(Data records for software interfaces)
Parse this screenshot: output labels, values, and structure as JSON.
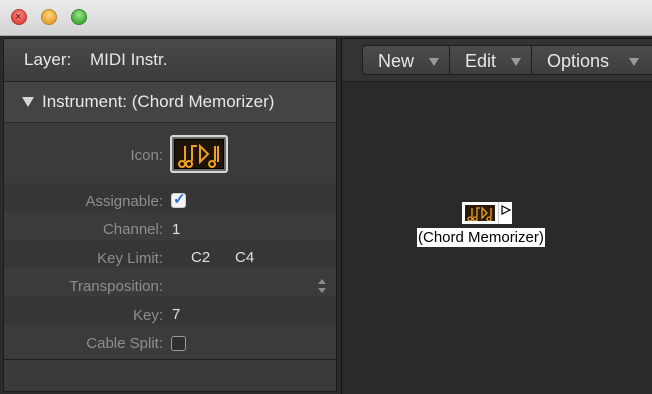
{
  "window": {
    "traffic_lights": [
      "close",
      "minimize",
      "zoom"
    ],
    "close_glyph": "×"
  },
  "inspector": {
    "layer_label": "Layer:",
    "layer_value": "MIDI Instr.",
    "instrument_header": "Instrument: (Chord Memorizer)",
    "properties": {
      "icon_label": "Icon:",
      "assignable_label": "Assignable:",
      "assignable_checked": true,
      "channel_label": "Channel:",
      "channel_value": "1",
      "key_limit_label": "Key Limit:",
      "key_limit_low": "C2",
      "key_limit_high": "C4",
      "transposition_label": "Transposition:",
      "transposition_value": "",
      "key_label": "Key:",
      "key_value": "7",
      "cable_split_label": "Cable Split:",
      "cable_split_checked": false
    }
  },
  "toolbar": {
    "new_label": "New",
    "edit_label": "Edit",
    "options_label": "Options"
  },
  "canvas": {
    "object_label": "(Chord Memorizer)"
  },
  "colors": {
    "icon_glyph": "#f0a020",
    "checkmark": "#2a6fd6"
  }
}
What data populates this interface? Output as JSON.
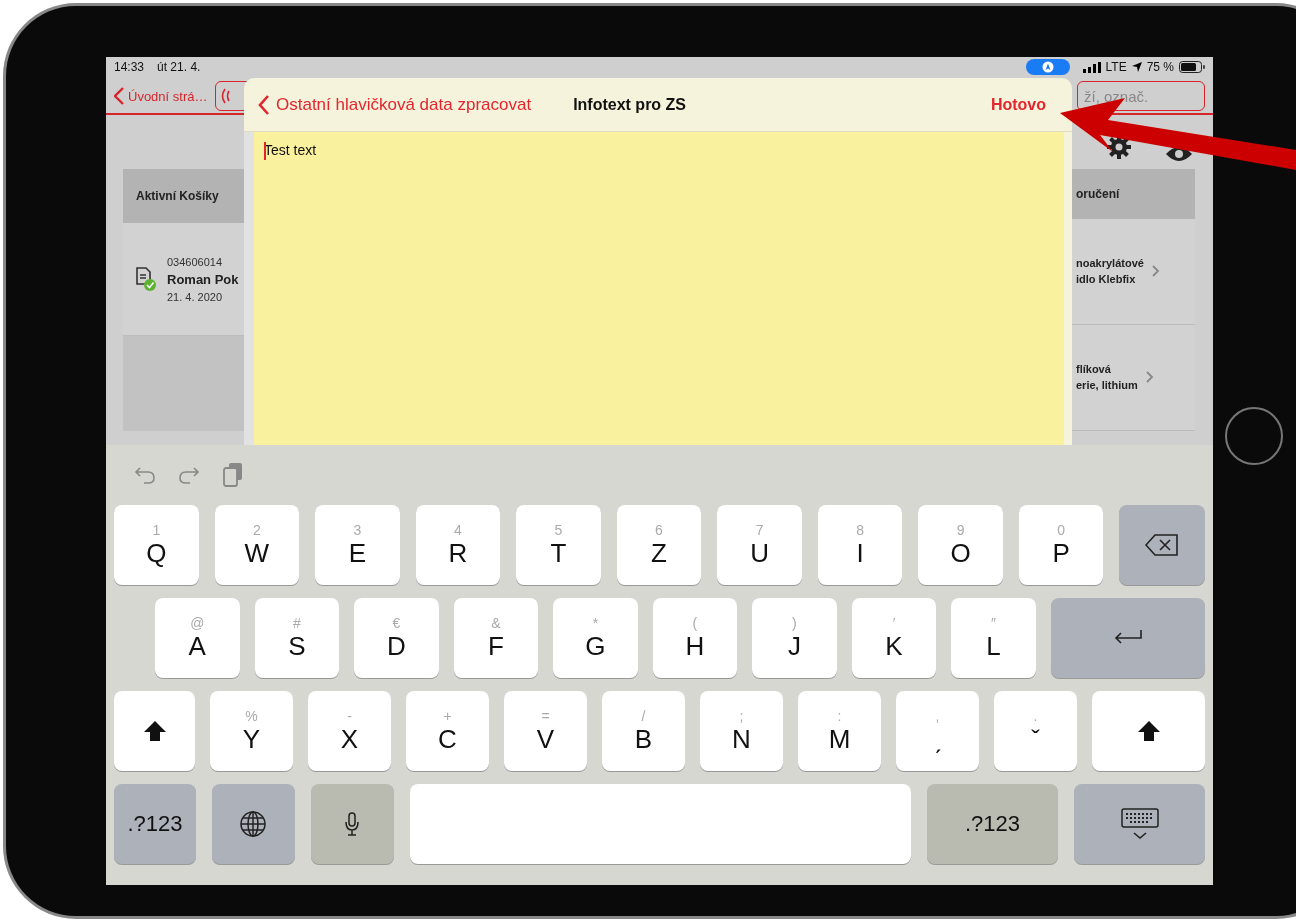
{
  "status_bar": {
    "time": "14:33",
    "date": "út 21. 4.",
    "network": "LTE",
    "battery": "75 %"
  },
  "app": {
    "back": "Úvodní strá…",
    "search": {
      "placeholder": "ží, označ."
    },
    "left_panel": {
      "header": "Aktivní Košíky",
      "rows": [
        {
          "number": "034606014",
          "name": "Roman Pok",
          "date": "21. 4. 2020"
        }
      ]
    },
    "right_panel": {
      "header": "oručení",
      "rows": [
        {
          "line_1": "noakrylátové",
          "line_2": "idlo Klebfix"
        },
        {
          "line_1": "flíková",
          "line_2": "erie, lithium"
        }
      ]
    }
  },
  "dialog": {
    "back": "Ostatní hlavičková data zpracovat",
    "title": "Infotext pro ZS",
    "done": "Hotovo",
    "text": "Test text"
  },
  "keyboard": {
    "rows": [
      [
        {
          "kind": "letter",
          "label": "Q",
          "hint": "1"
        },
        {
          "kind": "letter",
          "label": "W",
          "hint": "2"
        },
        {
          "kind": "letter",
          "label": "E",
          "hint": "3"
        },
        {
          "kind": "letter",
          "label": "R",
          "hint": "4"
        },
        {
          "kind": "letter",
          "label": "T",
          "hint": "5"
        },
        {
          "kind": "letter",
          "label": "Z",
          "hint": "6"
        },
        {
          "kind": "letter",
          "label": "U",
          "hint": "7"
        },
        {
          "kind": "letter",
          "label": "I",
          "hint": "8"
        },
        {
          "kind": "letter",
          "label": "O",
          "hint": "9"
        },
        {
          "kind": "letter",
          "label": "P",
          "hint": "0"
        },
        {
          "kind": "backspace"
        }
      ],
      [
        {
          "kind": "letter",
          "label": "A",
          "hint": "@"
        },
        {
          "kind": "letter",
          "label": "S",
          "hint": "#"
        },
        {
          "kind": "letter",
          "label": "D",
          "hint": "€"
        },
        {
          "kind": "letter",
          "label": "F",
          "hint": "&"
        },
        {
          "kind": "letter",
          "label": "G",
          "hint": "*"
        },
        {
          "kind": "letter",
          "label": "H",
          "hint": "("
        },
        {
          "kind": "letter",
          "label": "J",
          "hint": ")"
        },
        {
          "kind": "letter",
          "label": "K",
          "hint": "′"
        },
        {
          "kind": "letter",
          "label": "L",
          "hint": "″"
        },
        {
          "kind": "return"
        }
      ],
      [
        {
          "kind": "shift"
        },
        {
          "kind": "letter",
          "label": "Y",
          "hint": "%"
        },
        {
          "kind": "letter",
          "label": "X",
          "hint": "-"
        },
        {
          "kind": "letter",
          "label": "C",
          "hint": "+"
        },
        {
          "kind": "letter",
          "label": "V",
          "hint": "="
        },
        {
          "kind": "letter",
          "label": "B",
          "hint": "/"
        },
        {
          "kind": "letter",
          "label": "N",
          "hint": ";"
        },
        {
          "kind": "letter",
          "label": "M",
          "hint": ":"
        },
        {
          "kind": "letter",
          "label": "ˏ",
          "hint": ","
        },
        {
          "kind": "letter",
          "label": "ˇ",
          "hint": "."
        },
        {
          "kind": "shift"
        }
      ],
      [
        {
          "kind": "mode",
          "label": ".?123"
        },
        {
          "kind": "globe"
        },
        {
          "kind": "mic"
        },
        {
          "kind": "space"
        },
        {
          "kind": "mode-wide",
          "label": ".?123"
        },
        {
          "kind": "hide"
        }
      ]
    ]
  }
}
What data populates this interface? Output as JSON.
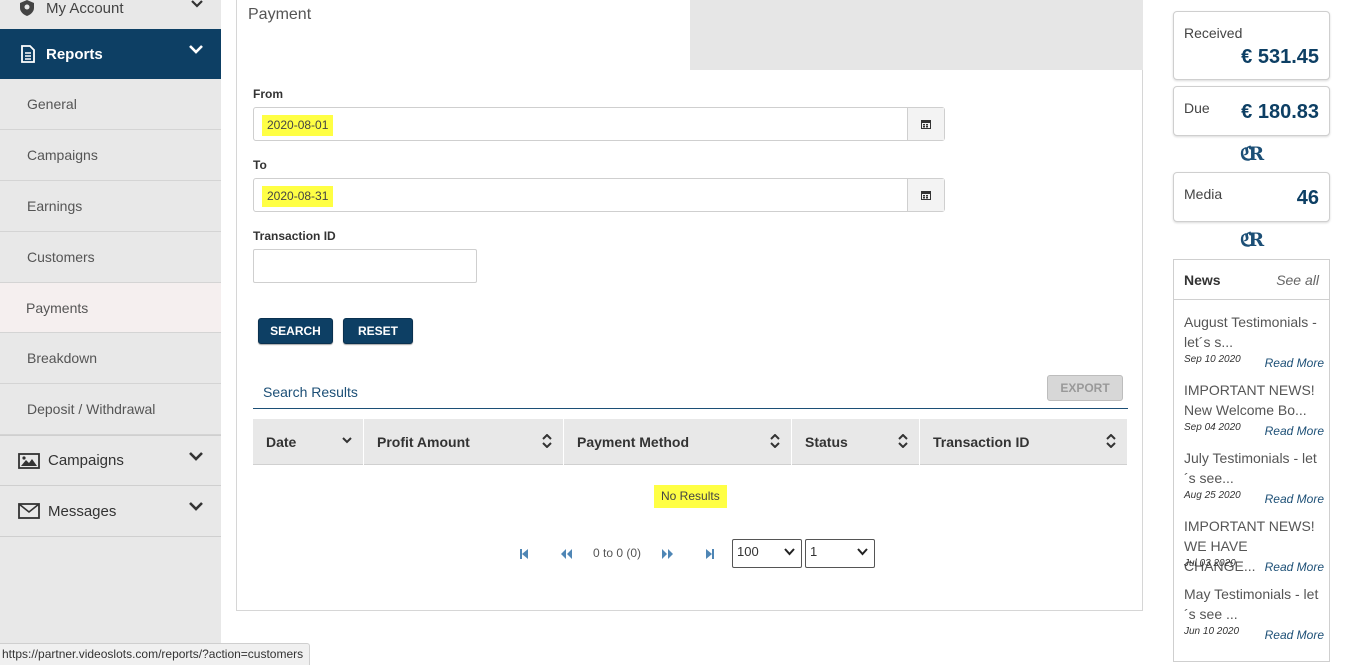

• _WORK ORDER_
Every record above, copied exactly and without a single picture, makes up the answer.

• _TASK RESPONSE_
Parse this screenshot: output labels, values, and structure as JSON.
{
  "window": {
    "traffic_lights": [
      "close",
      "minimize",
      "zoom"
    ],
    "close_glyph": "×"
  },
  "inspector": {
    "layer_label": "Layer:",
    "layer_value": "MIDI Instr.",
    "instrument_header": "Instrument: (Chord Memorizer)",
    "properties": {
      "icon_label": "Icon:",
      "assignable_label": "Assignable:",
      "assignable_checked": true,
      "channel_label": "Channel:",
      "channel_value": "1",
      "key_limit_label": "Key Limit:",
      "key_limit_low": "C2",
      "key_limit_high": "C4",
      "transposition_label": "Transposition:",
      "transposition_value": "",
      "key_label": "Key:",
      "key_value": "7",
      "cable_split_label": "Cable Split:",
      "cable_split_checked": false
    }
  },
  "toolbar": {
    "new_label": "New",
    "edit_label": "Edit",
    "options_label": "Options"
  },
  "canvas": {
    "object_label": "(Chord Memorizer)"
  },
  "colors": {
    "icon_glyph": "#f0a020",
    "checkmark": "#2a6fd6"
  }
}
What data populates this interface? Output as JSON.
{
  "status_bar": {
    "time": "14:33",
    "date": "út 21. 4.",
    "network": "LTE",
    "battery": "75 %"
  },
  "app": {
    "back": "Úvodní strá…",
    "search": {
      "placeholder": "ží, označ."
    },
    "left_panel": {
      "header": "Aktivní Košíky",
      "rows": [
        {
          "number": "034606014",
          "name": "Roman Pok",
          "date": "21. 4. 2020"
        }
      ]
    },
    "right_panel": {
      "header": "oručení",
      "rows": [
        {
          "line_1": "noakrylátové",
          "line_2": "idlo Klebfix"
        },
        {
          "line_1": "flíková",
          "line_2": "erie, lithium"
        }
      ]
    }
  },
  "dialog": {
    "back": "Ostatní hlavičková data zpracovat",
    "title": "Infotext pro ZS",
    "done": "Hotovo",
    "text": "Test text"
  },
  "keyboard": {
    "rows": [
      [
        {
          "kind": "letter",
          "label": "Q",
          "hint": "1"
        },
        {
          "kind": "letter",
          "label": "W",
          "hint": "2"
        },
        {
          "kind": "letter",
          "label": "E",
          "hint": "3"
        },
        {
          "kind": "letter",
          "label": "R",
          "hint": "4"
        },
        {
          "kind": "letter",
          "label": "T",
          "hint": "5"
        },
        {
          "kind": "letter",
          "label": "Z",
          "hint": "6"
        },
        {
          "kind": "letter",
          "label": "U",
          "hint": "7"
        },
        {
          "kind": "letter",
          "label": "I",
          "hint": "8"
        },
        {
          "kind": "letter",
          "label": "O",
          "hint": "9"
        },
        {
          "kind": "letter",
          "label": "P",
          "hint": "0"
        },
        {
          "kind": "backspace"
        }
      ],
      [
        {
          "kind": "letter",
          "label": "A",
          "hint": "@"
        },
        {
          "kind": "letter",
          "label": "S",
          "hint": "#"
        },
        {
          "kind": "letter",
          "label": "D",
          "hint": "€"
        },
        {
          "kind": "letter",
          "label": "F",
          "hint": "&"
        },
        {
          "kind": "letter",
          "label": "G",
          "hint": "*"
        },
        {
          "kind": "letter",
          "label": "H",
          "hint": "("
        },
        {
          "kind": "letter",
          "label": "J",
          "hint": ")"
        },
        {
          "kind": "letter",
          "label": "K",
          "hint": "′"
        },
        {
          "kind": "letter",
          "label": "L",
          "hint": "″"
        },
        {
          "kind": "return"
        }
      ],
      [
        {
          "kind": "shift"
        },
        {
          "kind": "letter",
          "label": "Y",
          "hint": "%"
        },
        {
          "kind": "letter",
          "label": "X",
          "hint": "-"
        },
        {
          "kind": "letter",
          "label": "C",
          "hint": "+"
        },
        {
          "kind": "letter",
          "label": "V",
          "hint": "="
        },
        {
          "kind": "letter",
          "label": "B",
          "hint": "/"
        },
        {
          "kind": "letter",
          "label": "N",
          "hint": ";"
        },
        {
          "kind": "letter",
          "label": "M",
          "hint": ":"
        },
        {
          "kind": "letter",
          "label": "ˏ",
          "hint": ","
        },
        {
          "kind": "letter",
          "label": "ˇ",
          "hint": "."
        },
        {
          "kind": "shift"
        }
      ],
      [
        {
          "kind": "mode",
          "label": ".?123"
        },
        {
          "kind": "globe"
        },
        {
          "kind": "mic"
        },
        {
          "kind": "space"
        },
        {
          "kind": "mode-wide",
          "label": ".?123"
        },
        {
          "kind": "hide"
        }
      ]
    ]
  }
}
What data populates this interface? Output as JSON.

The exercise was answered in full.